“Suburban sprawl, concentrated poverty and fiscal disparities are eroding York County's quality of life.”

In the past two decades, some progress has been made to improve the quality of life in the York area, but there's no doubt that more must yet be done. All you need to do is read the York Dispatch reports. Hardly a day goes by without a story about some act of violence within our community.

There's no doubt that “concentrated poverty” is a huge factor behind the violence that plagues our city, county and country.

Fortunately, however, we received some good news on that front recently when the York City Planning Commission unanimously voted to give preliminary approval to a plan to turn the empty Baker building into dozens of apartments.

Why is that good news?

Well, there are couple of reasons.

First, it's never good to have an empty building in the city, but it's especially concerning when that building is located just blocks from the city's heart of Continental Square. The Baker building is at 232 E. Market St. Under the proposal, the exterior of the building will undergo little change, but the inside will be overhauled.

Additionally, the 43 apartments planned for the Baker building will offer a wide variety of rental prices. The one- and two-bedroom units, ranging from 560 square feet to 1,080 square feet, are expected to offer rents from $560 to $1,300 per month.

That's a fairly broad scale of pricing options, and that's good thing — a very good thing. That kind of pricing should attract folks from disparate socioeconomic backgrounds into the building and into downtown.

It may be a small step to alleviate the “concentrated poverty” problem referred to in the Rusk Report

The Baker building plan is very similar to what was done with the Keystone Color Works building at 175 Gay St., which is just several blocks north and west from the Baker building.

Color Works is a 29-unit apartment building that opened in May with rents ranging from $600 to $1,200 per month. Like the Baker building, it was another old structure that was refitted into units geared toward young professionals. It quickly filled up.

Hopefully, the Baker building will be a similar success.

It should be noted, however, that the Baker plan is not universally hailed. In fact, a number of neighbors are concerned the refurbished building will bring crime, congestion and parking woes. Their worries are legitimate and should not be dismissed.

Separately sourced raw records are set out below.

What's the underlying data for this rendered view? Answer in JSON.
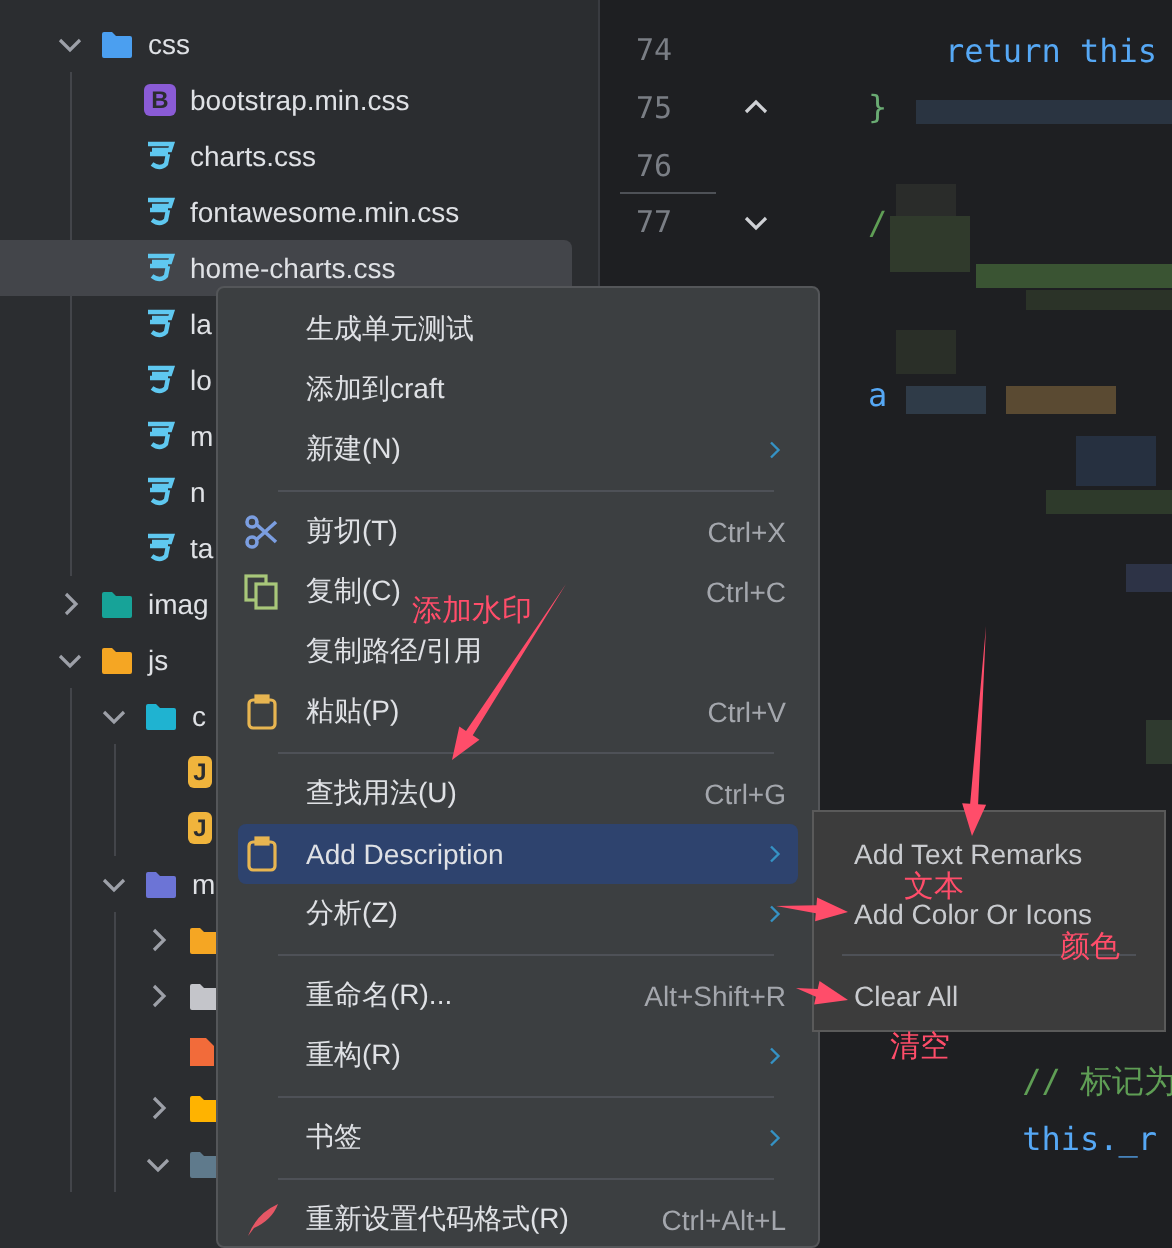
{
  "project_tree": {
    "items": [
      {
        "kind": "folder",
        "label": "css",
        "color": "#4b9ff0",
        "expanded": true,
        "selected": false,
        "children": [
          {
            "kind": "badge-file",
            "badge": "B",
            "label": "bootstrap.min.css",
            "selected": false
          },
          {
            "kind": "css-file",
            "label": "charts.css",
            "selected": false
          },
          {
            "kind": "css-file",
            "label": "fontawesome.min.css",
            "selected": false
          },
          {
            "kind": "css-file",
            "label": "home-charts.css",
            "selected": true
          },
          {
            "kind": "css-file",
            "label": "la",
            "selected": false
          },
          {
            "kind": "css-file",
            "label": "lo",
            "selected": false
          },
          {
            "kind": "css-file",
            "label": "m",
            "selected": false
          },
          {
            "kind": "css-file",
            "label": "n",
            "selected": false
          },
          {
            "kind": "css-file",
            "label": "ta",
            "selected": false
          }
        ]
      },
      {
        "kind": "folder",
        "label": "imag",
        "color": "#17a398",
        "expanded": false,
        "selected": false
      },
      {
        "kind": "folder",
        "label": "js",
        "color": "#f5a623",
        "expanded": true,
        "selected": false,
        "children": [
          {
            "kind": "folder",
            "label": "c",
            "color": "#1fb3d1",
            "expanded": true,
            "selected": false,
            "children": [
              {
                "kind": "badge-file",
                "badge": "J",
                "selected": false
              },
              {
                "kind": "badge-file",
                "badge": "J",
                "selected": false
              }
            ]
          },
          {
            "kind": "folder",
            "label": "m",
            "color": "#6c74d6",
            "expanded": true,
            "selected": false,
            "children": [
              {
                "kind": "folder",
                "color": "#f5a623",
                "expanded": false,
                "selected": false
              },
              {
                "kind": "folder",
                "color": "#c4c5ca",
                "expanded": false,
                "selected": false
              },
              {
                "kind": "file",
                "color": "#f26b3a",
                "selected": false
              },
              {
                "kind": "folder",
                "color": "#ffb300",
                "expanded": false,
                "selected": false
              },
              {
                "kind": "folder",
                "color": "#5f7a8c",
                "expanded": true,
                "selected": false
              }
            ]
          }
        ]
      }
    ]
  },
  "editor": {
    "lines": [
      {
        "number": "74",
        "fold": false,
        "kind": "keyword",
        "code": "    return this"
      },
      {
        "number": "75",
        "fold": true,
        "block_start": false,
        "kind": "brace",
        "code": "}"
      },
      {
        "number": "76",
        "fold": false
      },
      {
        "number": "77",
        "fold": true,
        "block_start": true,
        "kind": "comment",
        "code": "/"
      },
      {
        "kind": "keyword",
        "code": "a"
      },
      {
        "kind": "comment",
        "code": "        // 标记为"
      },
      {
        "kind": "keyword",
        "code": "        this._r"
      }
    ]
  },
  "context_menu": {
    "items": [
      {
        "kind": "plain",
        "label": "生成单元测试",
        "submenu": false,
        "selected": false
      },
      {
        "kind": "plain",
        "label": "添加到craft",
        "submenu": false,
        "selected": false
      },
      {
        "kind": "plain",
        "label": "新建(N)",
        "submenu": true,
        "selected": false
      },
      {
        "kind": "separator"
      },
      {
        "kind": "cut",
        "label": "剪切(T)",
        "shortcut": "Ctrl+X",
        "submenu": false,
        "selected": false
      },
      {
        "kind": "copy",
        "label": "复制(C)",
        "shortcut": "Ctrl+C",
        "submenu": false,
        "selected": false
      },
      {
        "kind": "plain",
        "label": "复制路径/引用",
        "submenu": false,
        "selected": false
      },
      {
        "kind": "paste",
        "label": "粘贴(P)",
        "shortcut": "Ctrl+V",
        "submenu": false,
        "selected": false
      },
      {
        "kind": "separator"
      },
      {
        "kind": "plain",
        "label": "查找用法(U)",
        "shortcut": "Ctrl+G",
        "submenu": false,
        "selected": false
      },
      {
        "kind": "paste",
        "label": "Add Description",
        "submenu": true,
        "selected": true
      },
      {
        "kind": "plain",
        "label": "分析(Z)",
        "submenu": true,
        "selected": false
      },
      {
        "kind": "separator"
      },
      {
        "kind": "plain",
        "label": "重命名(R)...",
        "shortcut": "Alt+Shift+R",
        "submenu": false,
        "selected": false
      },
      {
        "kind": "plain",
        "label": "重构(R)",
        "submenu": true,
        "selected": false
      },
      {
        "kind": "separator"
      },
      {
        "kind": "plain",
        "label": "书签",
        "submenu": true,
        "selected": false
      },
      {
        "kind": "separator"
      },
      {
        "kind": "format",
        "label": "重新设置代码格式(R)",
        "shortcut": "Ctrl+Alt+L",
        "submenu": false,
        "selected": false
      }
    ]
  },
  "submenu": {
    "items": [
      {
        "kind": "item",
        "label": "Add Text Remarks"
      },
      {
        "kind": "item",
        "label": "Add Color Or Icons"
      },
      {
        "kind": "separator"
      },
      {
        "kind": "item",
        "label": "Clear All"
      }
    ]
  },
  "annotations": [
    {
      "text": "添加水印"
    },
    {
      "text": "文本"
    },
    {
      "text": "颜色"
    },
    {
      "text": "清空"
    }
  ]
}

Baker building plans advance despite neighbors' concerns

Still, taken in total, the pros of the plan seem to outweigh the cons.

York City Treasurer Joe Jefcoat, who lives a block away, said he believes the plan would have a positive effect on the area.

“I think it would lower crime,” he said, because there would be more people walking around the neighborhood.

The Baker proposal is scheduled to be put before the city's zoning hearing board on Thursday, July 21. That board would do well to give its stamp of approval.